First, there are the accidental things, the sort that travelers might understandably forget they had in their possession. The core of this cache is pocketknives and tools, such as screwdrivers and corkscrews. They get them by the thousands, so many that there is an entire subculture of resellers who start waiting in line two hours before the surplus store opens so they can pounce on the newest inventory and then turn it around on eBay.

“Once in a while, there’s some pushing and shoving,” Bostrom said. “They just charge through the door, reach over each other, and then complain that everything is priced too high.”

Many visit the store — which is open Monday, Wednesday, and Friday from 8 a.m. to 3 p.m. — three or four times each day. The store also, as the name implies, sells the state government’s surplus items, everything from used snowplows to old office furniture and fax machines.

TSA collects so many miniature multitools and Swiss Army knives that each model has its own bin at the surplus store, where they sell for $2.

The next major category is the laughable, which has two subcategories: those items people can’t possibly think they can bring on an airplane and those items that can’t possibly be prohibited on an airplane.

Saws, pick axes, a prison shank. Come on, people.

Snow globes. Come on, TSA.

The ban on snow globes, which were outlawed along with many liquids and gels in 2007 ­after an apparent terrorist plot in London to use liquid explosives on US-bound planes, has long been the subject of ridicule and a source of bewilderment for souvenir-toting passengers who are not aware of the edict.

Though the agency relaxed its standards this summer to allow snow globes that contain less than 2.4 ounces of liquid, the surplus store still gets enough of them that you can buy 10 for a dollar.

Another laughable item they see a lot of is bowling pins, usually covered with autographs, from bowlers returning from tournaments. These are usually bought by a sheriff’s department, which uses them for target practice.

The final category is those items that are, you might say, unforgivable. “We get tons and tons of boxcutters,” said John Supry, who is the store manager. “That’s really how it all started” — boxcutters were a key weapon for the Sept. 11 hijackers — “and yet people still carry them.”

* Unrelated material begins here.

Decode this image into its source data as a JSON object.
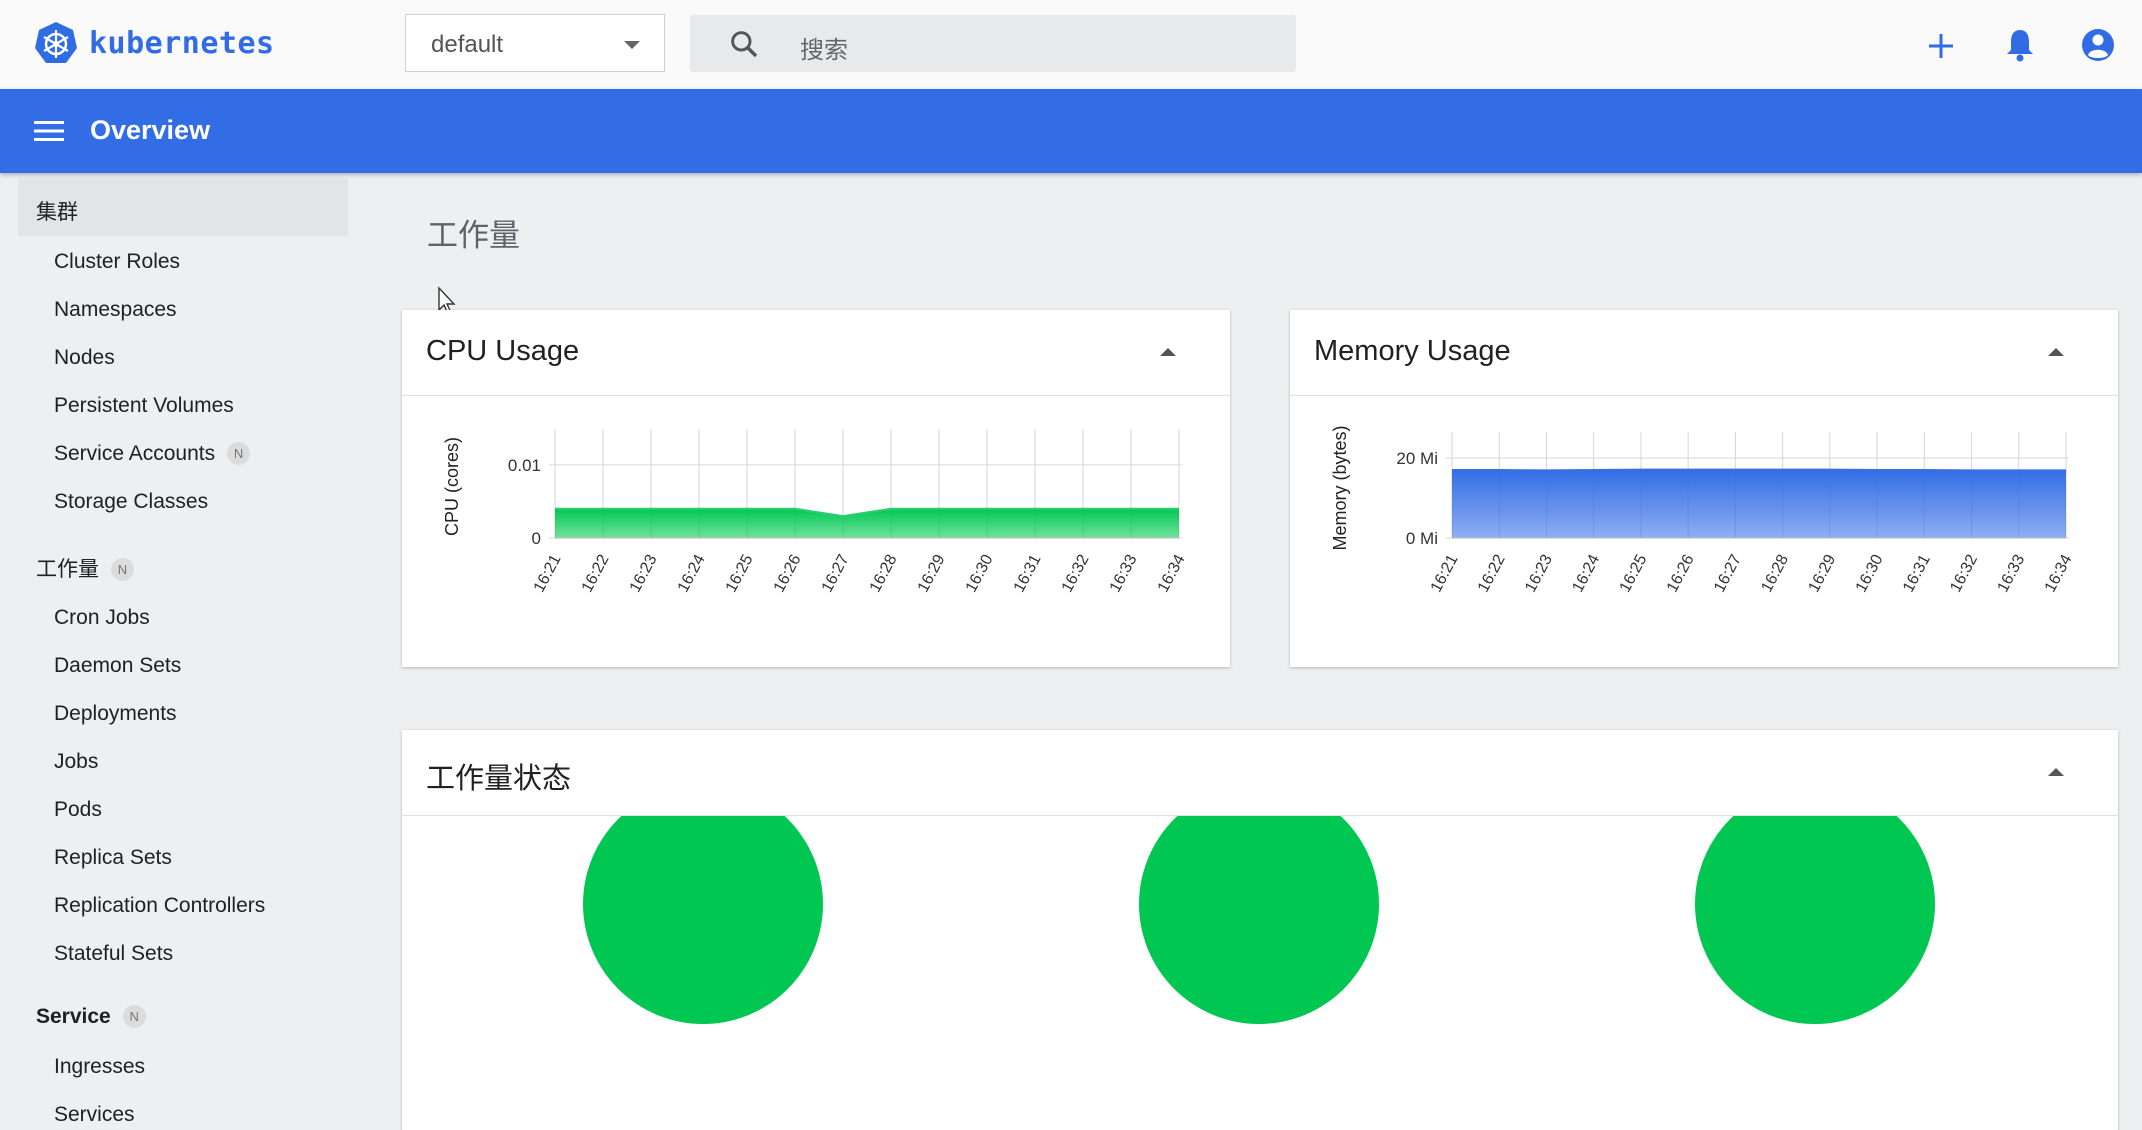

TSA says it makes every effort to reunite passengers with items accidentally left at security; they keep them for at least 30 days. But the employees of the New Hampshire State Surplus Store say there is simply too much to be in the match-making game.

Occasionally, they can be persuaded by someone who surrendered something of sentimental value. They have helped couples find engraved wedding cake serving knives and recently ­received a nice thank you note from a woman who was reunited with her grandmother’s heirloom silverware.

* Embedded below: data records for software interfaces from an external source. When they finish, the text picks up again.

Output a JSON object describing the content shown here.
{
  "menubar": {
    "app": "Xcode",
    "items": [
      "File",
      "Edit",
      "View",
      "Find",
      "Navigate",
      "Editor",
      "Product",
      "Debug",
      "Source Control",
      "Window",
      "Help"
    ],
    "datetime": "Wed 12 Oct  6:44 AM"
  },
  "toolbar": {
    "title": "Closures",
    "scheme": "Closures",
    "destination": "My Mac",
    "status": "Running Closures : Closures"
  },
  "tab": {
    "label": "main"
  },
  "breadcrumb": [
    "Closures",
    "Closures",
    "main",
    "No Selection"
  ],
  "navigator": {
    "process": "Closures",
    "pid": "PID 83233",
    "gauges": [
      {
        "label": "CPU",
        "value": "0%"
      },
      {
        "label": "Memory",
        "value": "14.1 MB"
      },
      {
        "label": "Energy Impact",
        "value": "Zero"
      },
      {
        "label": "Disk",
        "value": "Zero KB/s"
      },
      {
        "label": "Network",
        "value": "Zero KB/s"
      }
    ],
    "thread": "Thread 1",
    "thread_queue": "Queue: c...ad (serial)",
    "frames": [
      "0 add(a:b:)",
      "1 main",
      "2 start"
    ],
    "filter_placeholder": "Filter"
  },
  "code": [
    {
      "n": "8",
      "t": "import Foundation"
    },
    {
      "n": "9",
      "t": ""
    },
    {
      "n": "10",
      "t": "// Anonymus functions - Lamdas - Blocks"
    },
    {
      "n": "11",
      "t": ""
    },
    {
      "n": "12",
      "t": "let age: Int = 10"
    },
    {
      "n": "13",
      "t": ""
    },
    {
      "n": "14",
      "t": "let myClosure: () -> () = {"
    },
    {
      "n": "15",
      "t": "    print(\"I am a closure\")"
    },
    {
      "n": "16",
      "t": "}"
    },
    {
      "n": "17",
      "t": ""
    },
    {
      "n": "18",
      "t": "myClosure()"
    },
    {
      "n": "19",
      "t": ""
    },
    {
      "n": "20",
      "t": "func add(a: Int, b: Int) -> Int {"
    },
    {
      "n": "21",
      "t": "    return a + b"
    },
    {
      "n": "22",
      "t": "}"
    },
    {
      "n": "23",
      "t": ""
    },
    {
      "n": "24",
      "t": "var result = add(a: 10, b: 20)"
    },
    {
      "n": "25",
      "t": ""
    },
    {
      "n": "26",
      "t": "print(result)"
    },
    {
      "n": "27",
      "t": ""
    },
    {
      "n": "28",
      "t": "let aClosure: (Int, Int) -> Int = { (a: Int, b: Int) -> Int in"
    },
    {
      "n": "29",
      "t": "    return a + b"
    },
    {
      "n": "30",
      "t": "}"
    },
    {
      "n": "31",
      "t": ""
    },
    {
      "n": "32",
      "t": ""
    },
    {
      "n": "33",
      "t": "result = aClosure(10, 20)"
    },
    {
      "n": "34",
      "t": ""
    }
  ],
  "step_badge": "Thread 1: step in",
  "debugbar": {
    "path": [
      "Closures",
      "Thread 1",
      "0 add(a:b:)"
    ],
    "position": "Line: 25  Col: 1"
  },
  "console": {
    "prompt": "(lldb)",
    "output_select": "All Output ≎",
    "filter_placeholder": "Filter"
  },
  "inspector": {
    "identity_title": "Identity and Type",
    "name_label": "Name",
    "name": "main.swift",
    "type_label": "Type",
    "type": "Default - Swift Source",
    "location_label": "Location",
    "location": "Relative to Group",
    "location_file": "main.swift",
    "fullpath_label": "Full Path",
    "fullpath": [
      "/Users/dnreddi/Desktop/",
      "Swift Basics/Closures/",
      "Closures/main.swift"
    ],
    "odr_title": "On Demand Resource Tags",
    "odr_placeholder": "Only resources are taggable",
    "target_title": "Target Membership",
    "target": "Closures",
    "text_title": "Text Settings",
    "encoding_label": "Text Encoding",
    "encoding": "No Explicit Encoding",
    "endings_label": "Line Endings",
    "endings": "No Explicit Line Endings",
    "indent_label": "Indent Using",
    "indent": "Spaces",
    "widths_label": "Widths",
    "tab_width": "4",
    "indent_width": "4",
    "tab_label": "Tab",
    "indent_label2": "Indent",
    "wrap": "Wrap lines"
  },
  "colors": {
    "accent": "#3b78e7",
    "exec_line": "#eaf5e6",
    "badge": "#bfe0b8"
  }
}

But for the most part, it’s people who call and say, “I lost my Swiss Army knife.”

Sorry, there’s no way they’re looking for it. But if you want one, come on up. They have boxes full of ones just like it.

And take some of these snow globes while you’re here.